#### GIVEN RECORDS:
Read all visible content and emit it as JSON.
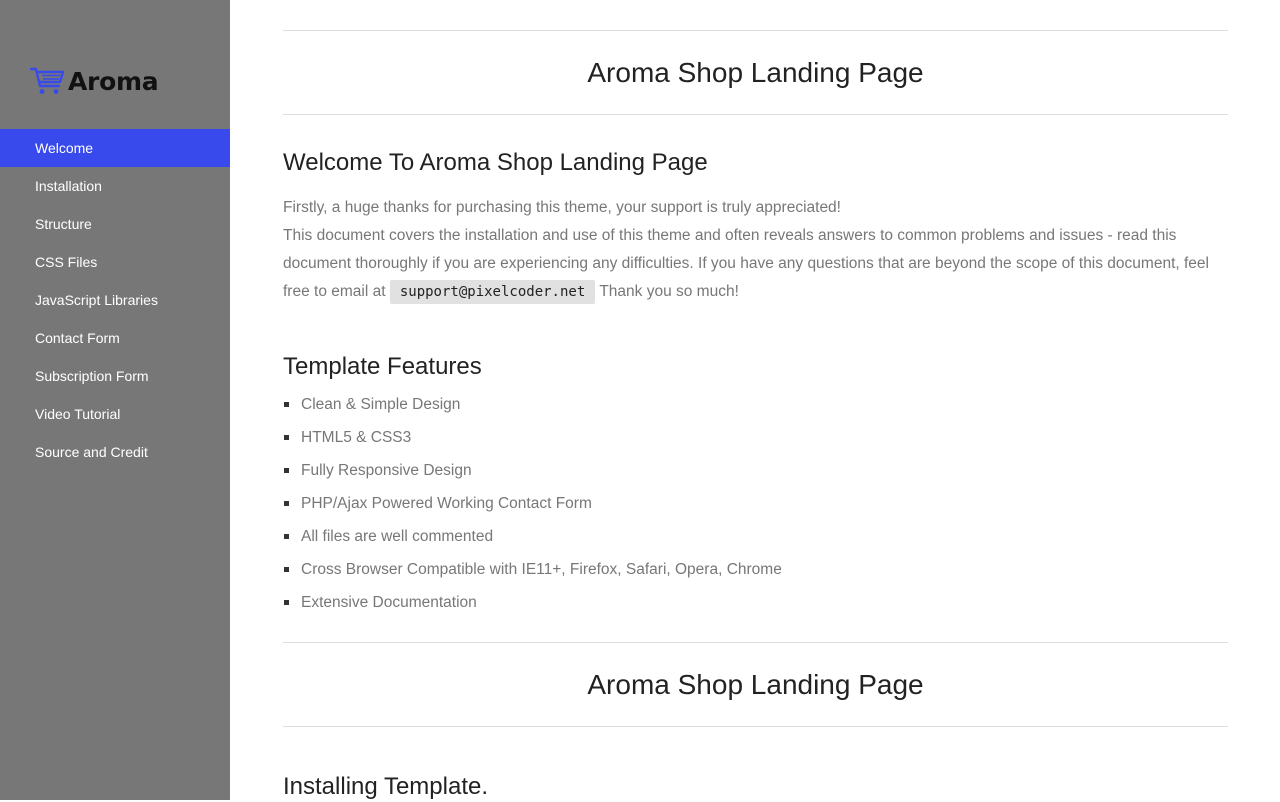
{
  "brand": {
    "name": "Aroma",
    "accent": "#384aeb",
    "icon": "shopping-cart-icon"
  },
  "sidebar": {
    "background": "#777777",
    "items": [
      {
        "label": "Welcome",
        "active": true
      },
      {
        "label": "Installation"
      },
      {
        "label": "Structure"
      },
      {
        "label": "CSS Files"
      },
      {
        "label": "JavaScript Libraries"
      },
      {
        "label": "Contact Form"
      },
      {
        "label": "Subscription Form"
      },
      {
        "label": "Video Tutorial"
      },
      {
        "label": "Source and Credit"
      }
    ]
  },
  "main": {
    "section1_title": "Aroma Shop Landing Page",
    "welcome_heading": "Welcome To Aroma Shop Landing Page",
    "intro_line1": "Firstly, a huge thanks for purchasing this theme, your support is truly appreciated!",
    "intro_line2": "This document covers the installation and use of this theme and often reveals answers to common problems and issues - read this document thoroughly if you are experiencing any difficulties. If you have any questions that are beyond the scope of this document, feel free to email at",
    "email": "support@pixelcoder.net",
    "intro_thanks": "Thank you so much!",
    "features_heading": "Template Features",
    "features": [
      "Clean & Simple Design",
      "HTML5 & CSS3",
      "Fully Responsive Design",
      "PHP/Ajax Powered Working Contact Form",
      "All files are well commented",
      "Cross Browser Compatible with IE11+, Firefox, Safari, Opera, Chrome",
      "Extensive Documentation"
    ],
    "section2_title": "Aroma Shop Landing Page",
    "install_heading": "Installing Template."
  }
}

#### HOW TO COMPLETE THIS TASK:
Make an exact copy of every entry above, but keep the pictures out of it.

#### EXPECTED OUTPUT:
Read all visible content and emit it as JSON.
{
  "brand": {
    "name": "Aroma",
    "accent": "#384aeb",
    "icon": "shopping-cart-icon"
  },
  "sidebar": {
    "background": "#777777",
    "items": [
      {
        "label": "Welcome",
        "active": true
      },
      {
        "label": "Installation"
      },
      {
        "label": "Structure"
      },
      {
        "label": "CSS Files"
      },
      {
        "label": "JavaScript Libraries"
      },
      {
        "label": "Contact Form"
      },
      {
        "label": "Subscription Form"
      },
      {
        "label": "Video Tutorial"
      },
      {
        "label": "Source and Credit"
      }
    ]
  },
  "main": {
    "section1_title": "Aroma Shop Landing Page",
    "welcome_heading": "Welcome To Aroma Shop Landing Page",
    "intro_line1": "Firstly, a huge thanks for purchasing this theme, your support is truly appreciated!",
    "intro_line2": "This document covers the installation and use of this theme and often reveals answers to common problems and issues - read this document thoroughly if you are experiencing any difficulties. If you have any questions that are beyond the scope of this document, feel free to email at",
    "email": "support@pixelcoder.net",
    "intro_thanks": "Thank you so much!",
    "features_heading": "Template Features",
    "features": [
      "Clean & Simple Design",
      "HTML5 & CSS3",
      "Fully Responsive Design",
      "PHP/Ajax Powered Working Contact Form",
      "All files are well commented",
      "Cross Browser Compatible with IE11+, Firefox, Safari, Opera, Chrome",
      "Extensive Documentation"
    ],
    "section2_title": "Aroma Shop Landing Page",
    "install_heading": "Installing Template."
  }
}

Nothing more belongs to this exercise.